WHAT YOU ARE ASKED TO DO -> In the data below, work out how many lines include the string "JSON". Only the number should be given.

======

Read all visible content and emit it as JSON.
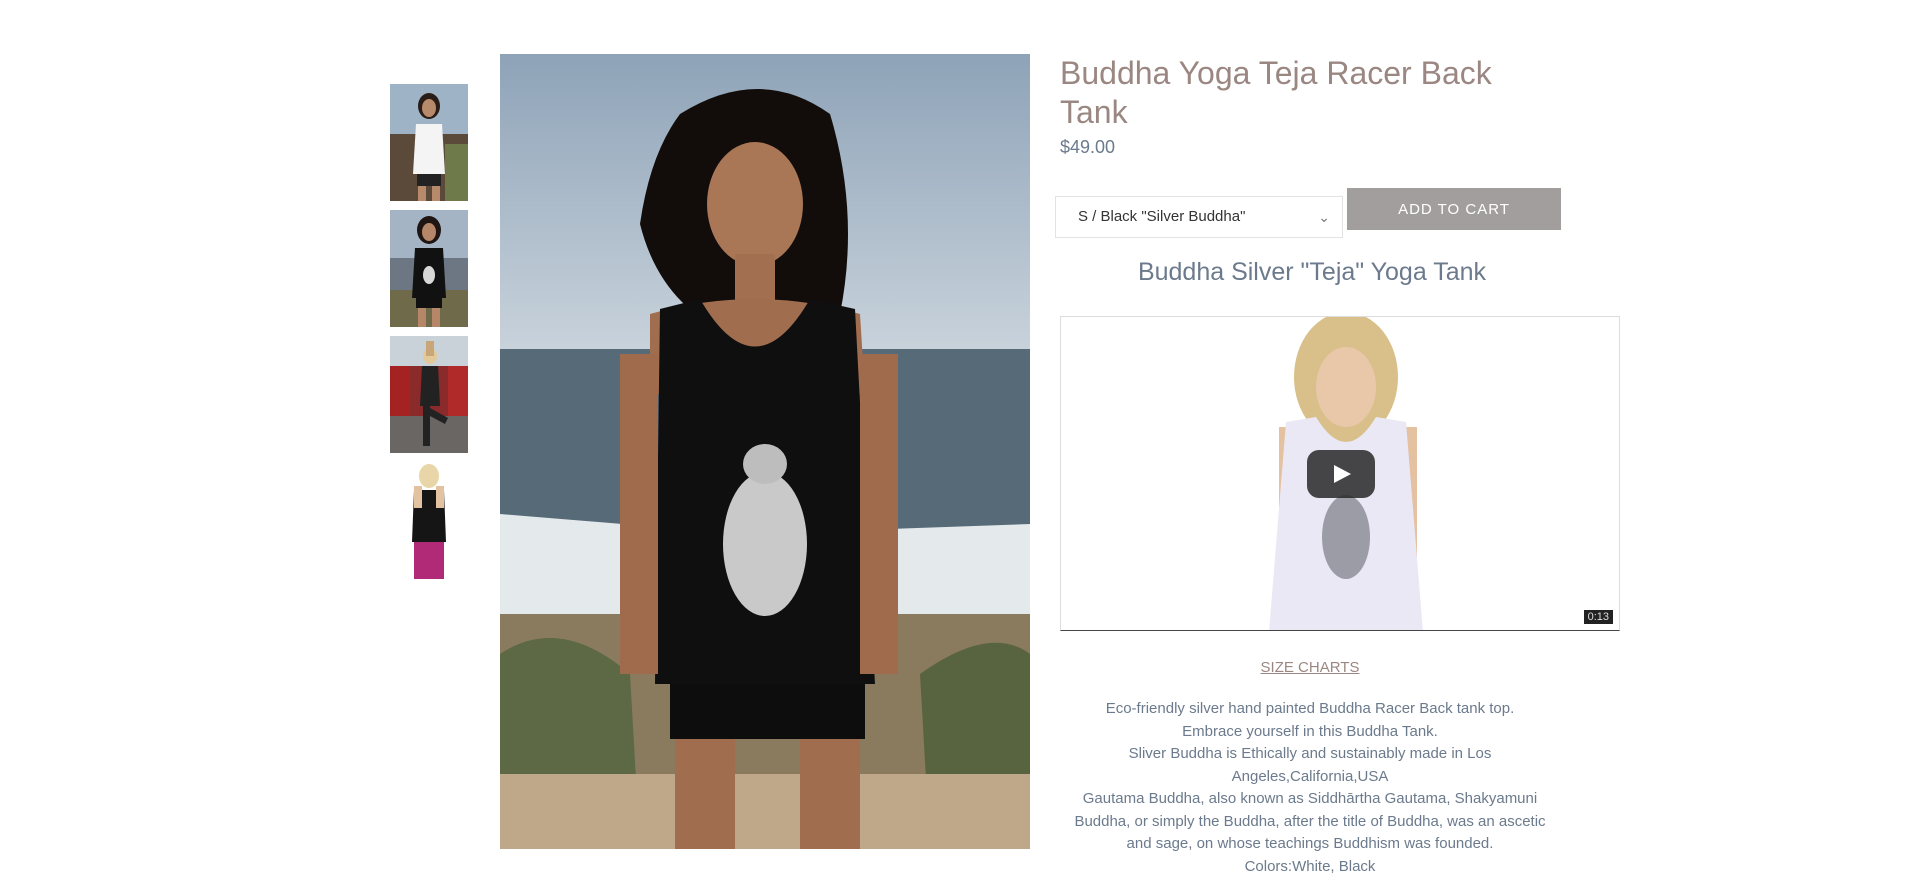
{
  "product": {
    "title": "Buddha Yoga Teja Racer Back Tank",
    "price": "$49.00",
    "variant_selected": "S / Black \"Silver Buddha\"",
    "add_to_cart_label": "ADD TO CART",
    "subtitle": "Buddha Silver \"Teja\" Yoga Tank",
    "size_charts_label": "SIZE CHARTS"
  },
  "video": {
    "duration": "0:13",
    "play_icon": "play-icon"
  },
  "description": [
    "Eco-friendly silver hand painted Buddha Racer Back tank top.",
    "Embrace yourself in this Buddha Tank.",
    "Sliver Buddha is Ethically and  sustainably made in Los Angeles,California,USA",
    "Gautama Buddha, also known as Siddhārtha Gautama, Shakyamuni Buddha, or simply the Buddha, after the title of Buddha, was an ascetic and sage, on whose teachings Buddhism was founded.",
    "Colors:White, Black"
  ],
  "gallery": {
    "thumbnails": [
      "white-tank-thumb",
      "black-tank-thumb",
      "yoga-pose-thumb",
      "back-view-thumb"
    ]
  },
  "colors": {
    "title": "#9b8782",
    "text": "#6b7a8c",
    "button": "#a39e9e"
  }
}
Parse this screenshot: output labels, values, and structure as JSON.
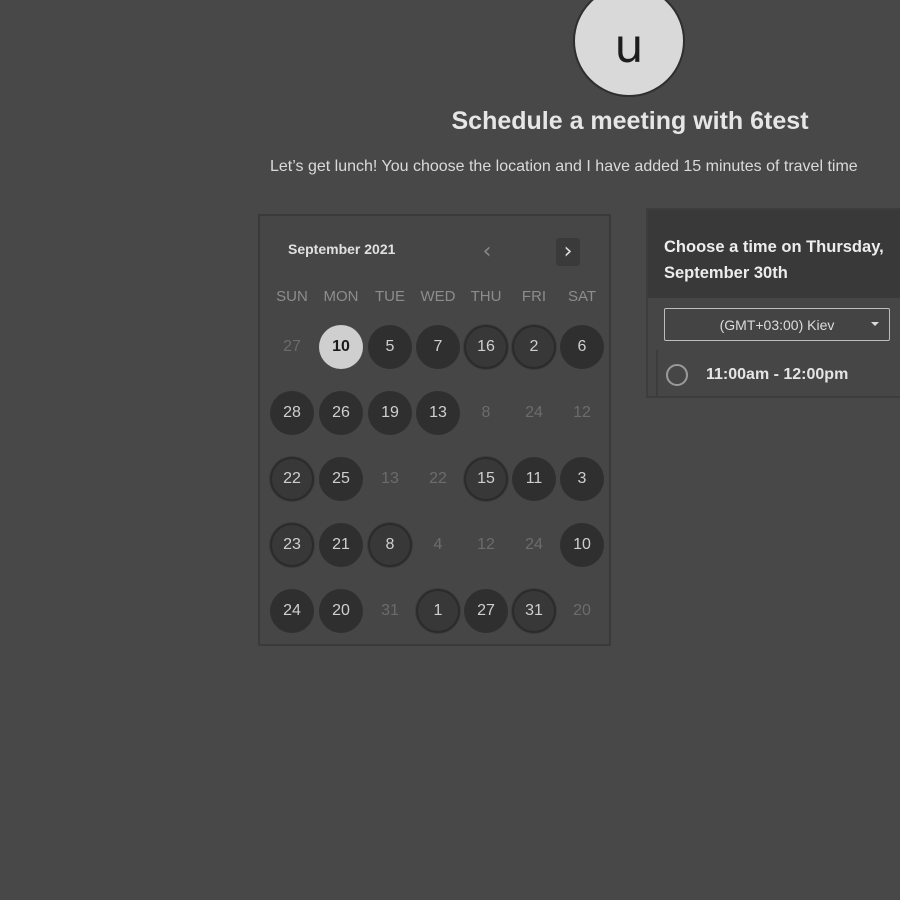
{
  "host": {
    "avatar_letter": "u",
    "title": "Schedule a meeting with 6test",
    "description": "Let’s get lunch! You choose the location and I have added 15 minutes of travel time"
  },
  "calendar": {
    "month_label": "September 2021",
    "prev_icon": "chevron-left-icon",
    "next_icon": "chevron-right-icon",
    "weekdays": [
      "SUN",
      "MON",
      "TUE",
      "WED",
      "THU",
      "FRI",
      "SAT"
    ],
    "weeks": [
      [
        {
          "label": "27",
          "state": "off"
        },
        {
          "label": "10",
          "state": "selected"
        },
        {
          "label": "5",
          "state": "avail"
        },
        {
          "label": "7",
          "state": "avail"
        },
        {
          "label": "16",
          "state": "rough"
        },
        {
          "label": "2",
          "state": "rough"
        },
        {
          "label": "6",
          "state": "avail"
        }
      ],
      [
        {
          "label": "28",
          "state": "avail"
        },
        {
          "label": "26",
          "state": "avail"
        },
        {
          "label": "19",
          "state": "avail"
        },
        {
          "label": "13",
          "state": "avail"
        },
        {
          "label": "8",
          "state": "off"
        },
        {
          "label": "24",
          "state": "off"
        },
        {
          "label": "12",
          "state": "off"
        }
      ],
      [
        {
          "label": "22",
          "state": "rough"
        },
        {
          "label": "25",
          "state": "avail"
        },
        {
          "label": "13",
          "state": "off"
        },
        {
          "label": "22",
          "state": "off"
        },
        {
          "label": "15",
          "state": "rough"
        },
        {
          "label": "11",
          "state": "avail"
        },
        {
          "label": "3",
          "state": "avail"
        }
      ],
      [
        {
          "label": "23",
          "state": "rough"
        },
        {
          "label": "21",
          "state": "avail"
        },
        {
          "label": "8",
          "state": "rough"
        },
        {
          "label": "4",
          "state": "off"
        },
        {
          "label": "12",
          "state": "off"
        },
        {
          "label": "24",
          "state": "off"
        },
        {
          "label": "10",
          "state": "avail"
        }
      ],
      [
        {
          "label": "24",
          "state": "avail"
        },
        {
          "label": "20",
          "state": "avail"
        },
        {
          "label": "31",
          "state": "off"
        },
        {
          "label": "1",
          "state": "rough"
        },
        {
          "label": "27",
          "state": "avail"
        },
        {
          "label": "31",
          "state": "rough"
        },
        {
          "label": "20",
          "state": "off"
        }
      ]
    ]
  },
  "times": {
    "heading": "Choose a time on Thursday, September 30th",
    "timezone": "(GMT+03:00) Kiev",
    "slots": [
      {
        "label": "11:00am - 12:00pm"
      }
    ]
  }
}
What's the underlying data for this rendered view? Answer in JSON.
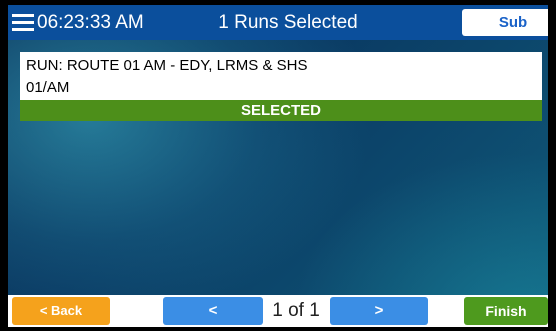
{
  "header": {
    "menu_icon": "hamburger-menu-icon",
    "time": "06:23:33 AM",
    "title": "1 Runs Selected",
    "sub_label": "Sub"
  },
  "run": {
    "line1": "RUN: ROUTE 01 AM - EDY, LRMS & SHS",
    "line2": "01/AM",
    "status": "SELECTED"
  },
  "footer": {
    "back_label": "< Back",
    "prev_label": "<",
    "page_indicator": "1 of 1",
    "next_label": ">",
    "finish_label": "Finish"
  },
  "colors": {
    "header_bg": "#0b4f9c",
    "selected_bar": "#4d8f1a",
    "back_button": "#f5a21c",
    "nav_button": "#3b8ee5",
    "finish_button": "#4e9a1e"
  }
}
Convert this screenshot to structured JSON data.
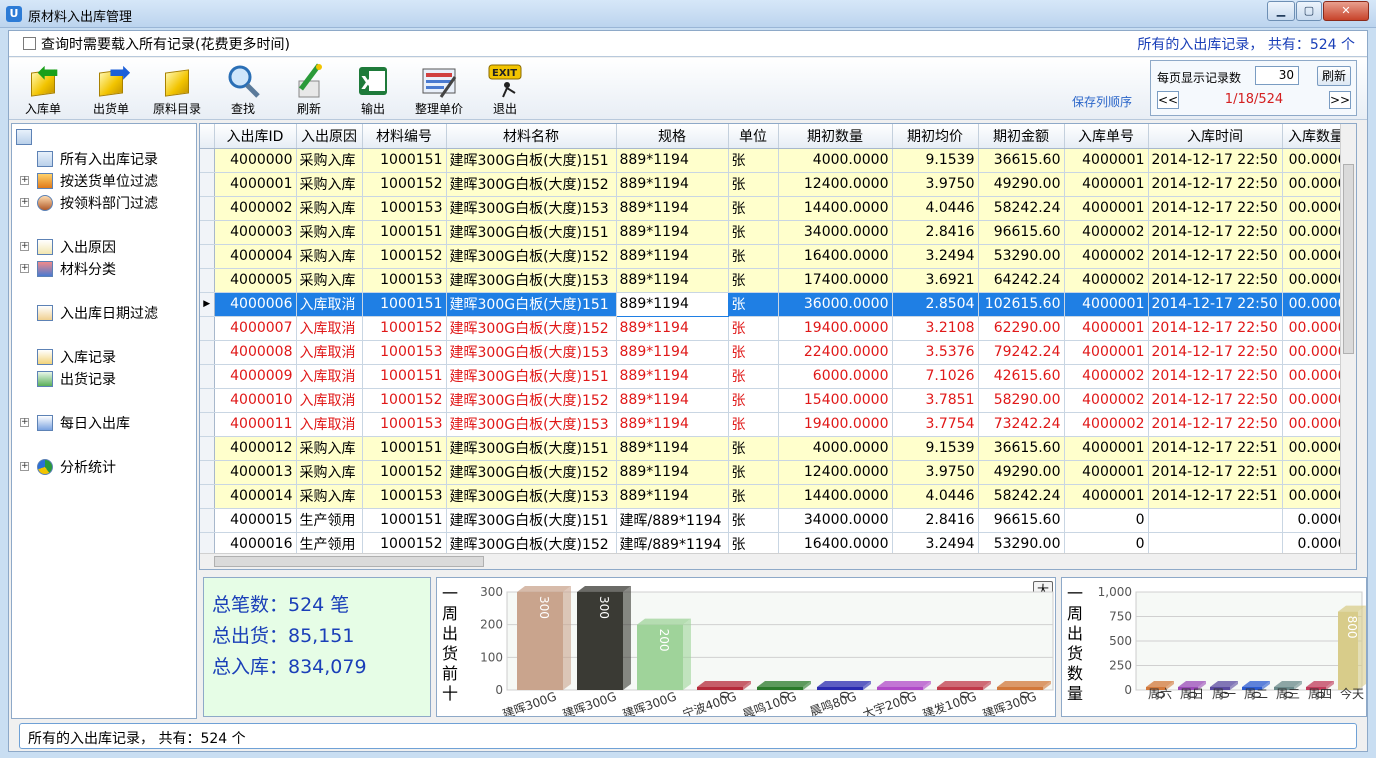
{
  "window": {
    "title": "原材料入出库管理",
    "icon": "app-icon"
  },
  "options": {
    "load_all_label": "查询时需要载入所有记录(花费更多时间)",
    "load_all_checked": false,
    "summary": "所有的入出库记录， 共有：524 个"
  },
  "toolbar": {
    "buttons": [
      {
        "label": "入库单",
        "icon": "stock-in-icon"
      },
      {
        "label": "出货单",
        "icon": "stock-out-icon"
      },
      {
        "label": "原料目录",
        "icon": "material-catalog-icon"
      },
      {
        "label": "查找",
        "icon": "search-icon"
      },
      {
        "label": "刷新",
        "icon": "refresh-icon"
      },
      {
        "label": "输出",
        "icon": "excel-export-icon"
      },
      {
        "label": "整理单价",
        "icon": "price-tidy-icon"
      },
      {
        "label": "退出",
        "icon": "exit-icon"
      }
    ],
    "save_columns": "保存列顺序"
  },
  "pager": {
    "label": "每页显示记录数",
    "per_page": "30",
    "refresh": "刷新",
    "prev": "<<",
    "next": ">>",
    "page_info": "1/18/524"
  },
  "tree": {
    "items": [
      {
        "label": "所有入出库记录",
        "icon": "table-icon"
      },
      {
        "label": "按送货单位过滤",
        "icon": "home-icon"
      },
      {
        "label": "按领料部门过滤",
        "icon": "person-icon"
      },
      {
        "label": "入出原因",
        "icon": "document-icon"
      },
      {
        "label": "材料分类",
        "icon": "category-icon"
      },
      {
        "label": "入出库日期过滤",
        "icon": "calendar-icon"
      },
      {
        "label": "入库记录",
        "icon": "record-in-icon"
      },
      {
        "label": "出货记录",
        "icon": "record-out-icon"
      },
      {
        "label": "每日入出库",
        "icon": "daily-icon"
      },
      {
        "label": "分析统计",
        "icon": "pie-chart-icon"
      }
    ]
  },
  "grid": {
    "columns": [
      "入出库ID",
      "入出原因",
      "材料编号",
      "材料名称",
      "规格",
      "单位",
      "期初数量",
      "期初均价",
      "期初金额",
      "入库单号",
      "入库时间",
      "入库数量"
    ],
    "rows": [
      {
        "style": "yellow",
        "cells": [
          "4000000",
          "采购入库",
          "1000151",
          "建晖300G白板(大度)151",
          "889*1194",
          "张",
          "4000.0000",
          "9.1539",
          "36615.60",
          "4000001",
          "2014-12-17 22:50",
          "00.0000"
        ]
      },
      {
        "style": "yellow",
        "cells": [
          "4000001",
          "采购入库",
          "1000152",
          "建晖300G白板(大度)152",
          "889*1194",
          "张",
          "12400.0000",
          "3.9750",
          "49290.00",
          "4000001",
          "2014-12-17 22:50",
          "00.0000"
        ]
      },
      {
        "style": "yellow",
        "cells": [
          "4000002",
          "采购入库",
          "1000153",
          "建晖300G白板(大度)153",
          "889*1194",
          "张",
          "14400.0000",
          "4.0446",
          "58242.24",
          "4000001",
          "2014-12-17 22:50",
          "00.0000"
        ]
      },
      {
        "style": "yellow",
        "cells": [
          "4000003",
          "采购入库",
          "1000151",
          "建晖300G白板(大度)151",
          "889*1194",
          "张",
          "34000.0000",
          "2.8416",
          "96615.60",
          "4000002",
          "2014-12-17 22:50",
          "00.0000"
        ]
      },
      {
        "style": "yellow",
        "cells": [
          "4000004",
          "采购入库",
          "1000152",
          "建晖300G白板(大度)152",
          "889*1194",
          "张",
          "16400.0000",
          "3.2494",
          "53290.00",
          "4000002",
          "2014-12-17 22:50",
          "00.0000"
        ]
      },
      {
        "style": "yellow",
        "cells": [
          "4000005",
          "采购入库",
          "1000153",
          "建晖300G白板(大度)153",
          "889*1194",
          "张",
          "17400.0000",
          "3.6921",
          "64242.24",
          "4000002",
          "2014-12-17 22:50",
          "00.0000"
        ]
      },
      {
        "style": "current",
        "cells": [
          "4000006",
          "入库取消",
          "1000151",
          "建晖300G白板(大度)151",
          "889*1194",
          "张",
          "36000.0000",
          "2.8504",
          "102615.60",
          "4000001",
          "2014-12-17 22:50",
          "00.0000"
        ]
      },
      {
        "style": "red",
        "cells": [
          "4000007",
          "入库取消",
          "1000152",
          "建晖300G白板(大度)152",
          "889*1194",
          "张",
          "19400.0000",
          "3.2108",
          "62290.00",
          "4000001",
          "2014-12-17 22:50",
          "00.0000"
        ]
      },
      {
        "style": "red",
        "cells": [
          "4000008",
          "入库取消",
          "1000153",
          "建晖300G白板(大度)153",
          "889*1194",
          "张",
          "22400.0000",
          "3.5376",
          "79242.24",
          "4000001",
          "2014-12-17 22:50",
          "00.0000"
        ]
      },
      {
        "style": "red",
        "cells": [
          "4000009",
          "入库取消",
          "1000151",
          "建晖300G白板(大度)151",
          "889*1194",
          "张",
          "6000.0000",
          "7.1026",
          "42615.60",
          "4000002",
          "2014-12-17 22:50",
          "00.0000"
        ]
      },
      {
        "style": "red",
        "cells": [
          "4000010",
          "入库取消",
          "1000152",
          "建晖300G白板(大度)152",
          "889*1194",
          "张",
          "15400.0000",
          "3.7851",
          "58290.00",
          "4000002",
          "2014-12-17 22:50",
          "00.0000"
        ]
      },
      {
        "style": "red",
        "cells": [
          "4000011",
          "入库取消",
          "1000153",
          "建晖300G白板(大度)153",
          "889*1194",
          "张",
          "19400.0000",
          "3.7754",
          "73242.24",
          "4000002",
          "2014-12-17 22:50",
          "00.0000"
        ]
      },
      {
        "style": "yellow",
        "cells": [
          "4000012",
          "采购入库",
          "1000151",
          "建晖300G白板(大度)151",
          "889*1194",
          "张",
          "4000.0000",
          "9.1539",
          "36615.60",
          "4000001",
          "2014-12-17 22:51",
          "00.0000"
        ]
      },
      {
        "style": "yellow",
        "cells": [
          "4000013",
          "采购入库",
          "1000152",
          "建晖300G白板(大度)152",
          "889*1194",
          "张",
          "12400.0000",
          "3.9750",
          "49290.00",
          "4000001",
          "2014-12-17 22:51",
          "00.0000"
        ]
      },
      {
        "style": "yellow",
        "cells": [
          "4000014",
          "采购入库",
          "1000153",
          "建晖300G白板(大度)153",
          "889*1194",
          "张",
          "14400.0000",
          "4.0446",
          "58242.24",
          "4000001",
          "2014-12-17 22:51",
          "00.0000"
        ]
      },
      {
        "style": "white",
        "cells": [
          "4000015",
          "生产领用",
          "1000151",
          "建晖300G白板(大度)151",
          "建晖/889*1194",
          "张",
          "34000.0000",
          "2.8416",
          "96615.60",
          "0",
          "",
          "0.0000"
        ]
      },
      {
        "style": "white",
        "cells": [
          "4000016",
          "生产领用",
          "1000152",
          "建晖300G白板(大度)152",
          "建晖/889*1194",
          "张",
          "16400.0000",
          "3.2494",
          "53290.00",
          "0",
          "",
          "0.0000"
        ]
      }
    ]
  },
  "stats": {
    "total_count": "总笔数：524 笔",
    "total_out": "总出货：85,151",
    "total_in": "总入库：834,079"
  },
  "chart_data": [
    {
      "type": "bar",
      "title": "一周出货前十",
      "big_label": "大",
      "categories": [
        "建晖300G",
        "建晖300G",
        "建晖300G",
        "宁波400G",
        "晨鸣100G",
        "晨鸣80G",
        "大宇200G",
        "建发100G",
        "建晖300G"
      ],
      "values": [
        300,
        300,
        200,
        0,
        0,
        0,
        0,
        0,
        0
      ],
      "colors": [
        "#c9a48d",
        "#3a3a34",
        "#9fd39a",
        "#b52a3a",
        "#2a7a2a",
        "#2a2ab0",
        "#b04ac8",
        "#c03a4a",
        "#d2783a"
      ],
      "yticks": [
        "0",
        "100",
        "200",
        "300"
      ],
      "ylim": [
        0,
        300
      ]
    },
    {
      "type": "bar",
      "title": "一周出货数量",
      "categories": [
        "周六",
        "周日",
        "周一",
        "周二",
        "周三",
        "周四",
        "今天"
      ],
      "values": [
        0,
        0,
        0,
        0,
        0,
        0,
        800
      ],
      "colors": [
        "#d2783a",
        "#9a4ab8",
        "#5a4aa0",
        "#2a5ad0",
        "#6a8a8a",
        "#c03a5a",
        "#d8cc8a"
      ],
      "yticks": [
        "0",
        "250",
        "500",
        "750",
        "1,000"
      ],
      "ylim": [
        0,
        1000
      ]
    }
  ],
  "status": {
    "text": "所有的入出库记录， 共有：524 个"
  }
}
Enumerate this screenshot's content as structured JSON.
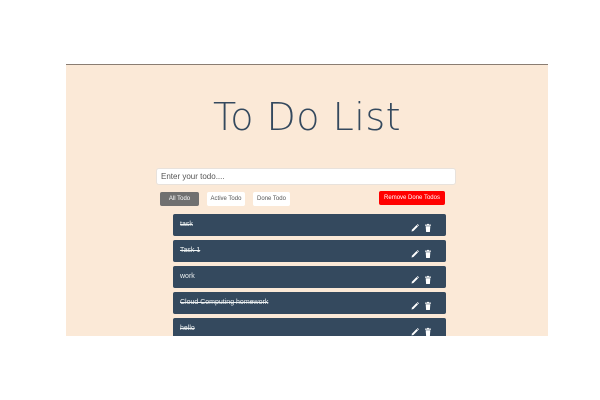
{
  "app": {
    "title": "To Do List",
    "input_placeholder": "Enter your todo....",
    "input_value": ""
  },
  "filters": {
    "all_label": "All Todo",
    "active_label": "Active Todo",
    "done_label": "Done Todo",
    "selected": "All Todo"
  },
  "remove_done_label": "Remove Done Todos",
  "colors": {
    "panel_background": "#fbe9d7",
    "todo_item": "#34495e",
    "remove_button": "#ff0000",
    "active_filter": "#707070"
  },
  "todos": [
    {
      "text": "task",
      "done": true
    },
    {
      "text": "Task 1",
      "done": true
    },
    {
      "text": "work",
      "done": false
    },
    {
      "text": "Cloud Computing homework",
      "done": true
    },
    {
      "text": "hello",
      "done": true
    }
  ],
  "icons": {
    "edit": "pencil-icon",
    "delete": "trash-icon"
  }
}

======

WRITTEN RESPONSE -> 5